Waitrose & Partners Weekend Issue 584

34 13 J ANUARY 202 2 WEEKENDING HEAR IT NOW Stuart Maconie Events The 6Music presenter on Sam Fender The LowLights Tavern, North Shields’ oldest pub, is a characterful boozer but it’s not the sort of place that normally crops up in the arts pages of The NewYork Times. It did just before Christmas though, as part of a profile of a local boy who’s become not just an emblematic hero in the North East, but feted in turn by his own heroes, including Bruce Springsteen. ‘The English Springsteen’ may seema little grandiose for a 27-yearold with only two albums to his name, but it reflects the high regard Sam Fender is held in bymany and the nature of his songcraft and approach. In a processed, algorithmic pop world, his music feels raw. It has the pressing realismof ArcticMonkeys or HappyMondays and the wild, romantic appeal of TheWaterboys and, of course, Bruce Springsteen, whomhe worships. But unlike those bigmythic rock groups, Fender’s songs are urgent bulletins from teenage and working class life in northern streets. It is a chilly, bloody world away from the slickness of somuchmodern songwriting, which is why somany people have embraced it and its earthy, guitar driven sound. Fender’s childhood, while initially comfortable, became di cult after his parents divorced when he was eight and his mother’s illness stopped her working. This left its mark on himand his music, introducing a grittier perspective which has set himapart fromhis peers. Steven Van Zandt, of his beloved Springsteen’s E Street Band, who plays him continually on his US radio show, says Fender ‘could have taken the easy route’ thanks to his charisma, voice and brooding good looks, but opted to sing ‘these intensely personal songs of working class life that had no guarantee of success’. Success did arrive, but not before six years inwhichFender worked in low-paid jobs andwas singing in local pubs when his nowmanager Owain Davies heard himbelt out his ownmaterial in among Beatles covers and was ‘totally struck by this incredible voice’. Fender became an overnight sensationwith his debut album HypersonicMissiles then, last autumn, the brilliant SeventeenGoingUnder.
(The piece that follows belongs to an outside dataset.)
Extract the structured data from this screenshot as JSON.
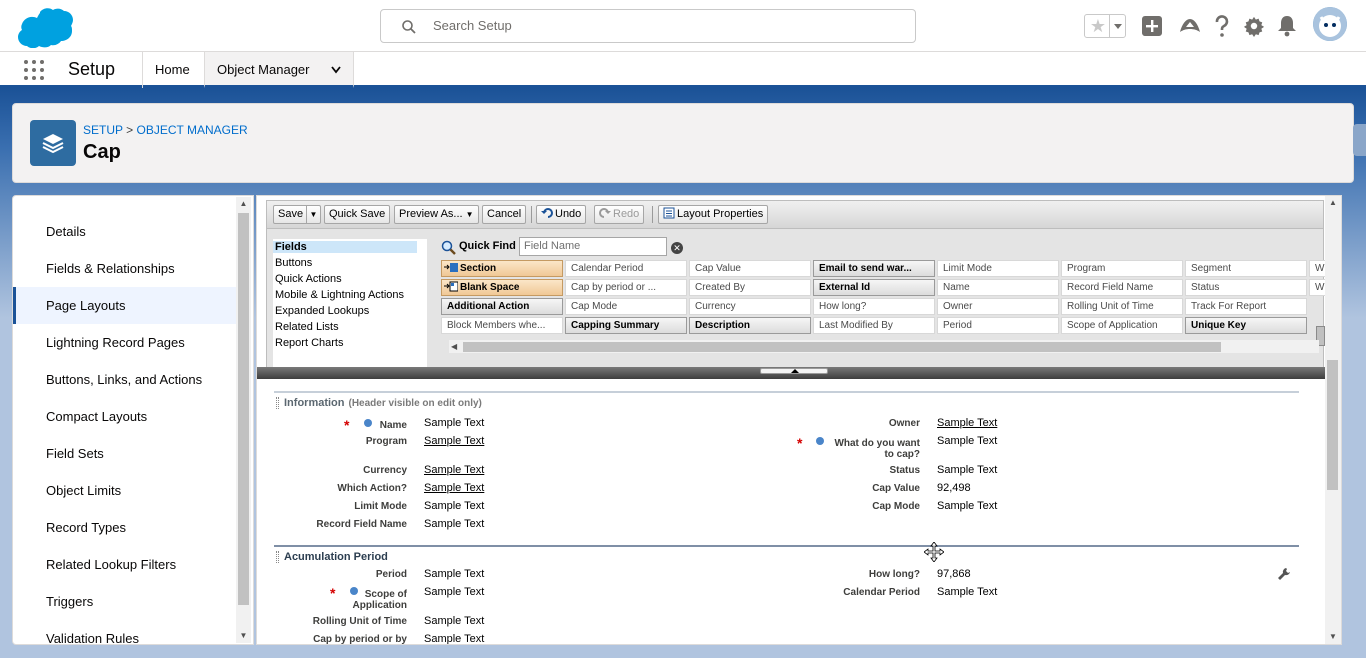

Both albums topped the charts, but it was the latter’s title track that cemented his new compelling style. Defiant and exultant, the song’s crucial line about a bully – I was far too scared to hit him, but I would hit him in a heartbeat now – resonatedwithmillions. While he’s been compared with Ed Sheeran and Springsteen, it’s hard to imagine either writing a song like Poundshop Kardashians or a crazed, hilarious punk document of Covidmeasures in his local supermarket. Let’s hope social distancing isn’t a consideration when he plays at the Utilita Arena Newcastle in April and London in June. Right now, there’s no way SamFender can keep the world at arm’s length. @StuartMaconie ‘Fender worked in low-paid jobs and was singing in pubs when his nowmanager Owain Davies was “struck by this incredible voice”’ rising star Sam Fender has won praise from his musical heroes GET SAVVY WITH A FINANCE PODCAST ‘Savemoney’ and ‘sort out my finances’ regularly appear in the top 10most popular new year’s resolutions. And a goodmoney podcast is a great start to get clued up. These three are all thoroughly relatable and full of workable tips that reallymake a di erence: Meaningful Money with financial planner PeteMatthews, who explains key personal finance topics in simple everyday language, from how to get out of debt to saving for retirement. The Save Spend Invest podcast is hosted by Bukiie Smart (right), a 20-something working her way towards financial freedom. She focuses on three essential steps to doing just that – ditching debt, saving, andmaking extramoney from ‘side hustles’. InHer Financial Shoes is hosted by finance coach CatherineMorgan, who is great on the emotional side of money, and the habits and ways of thinking that could be holding you back from achieving financial security. STAY ON TREND WITH A NEW HUE If you’re planning on redecorating, take a look at this year’s ‘it’ colour – purple. Very Peri is the colour of the year announced by the Pantone Colour Institute. “As we move into a world of unprecedented change, the selection of Very Peri brings a novel perspective and vision of the trusted and beloved blue family, encompassing the qualities of the blues, yet at the same time with its violet red undertone, displays a spritely, joyous attitude and dynamic presence that encourages courageous creativity and imaginative expressions,” says institute executive director Leatrice Eiseman. The good news is it looks great on walls. Best paint match we’ve seen is Little Greene’s Mambo 112, from John Lewis.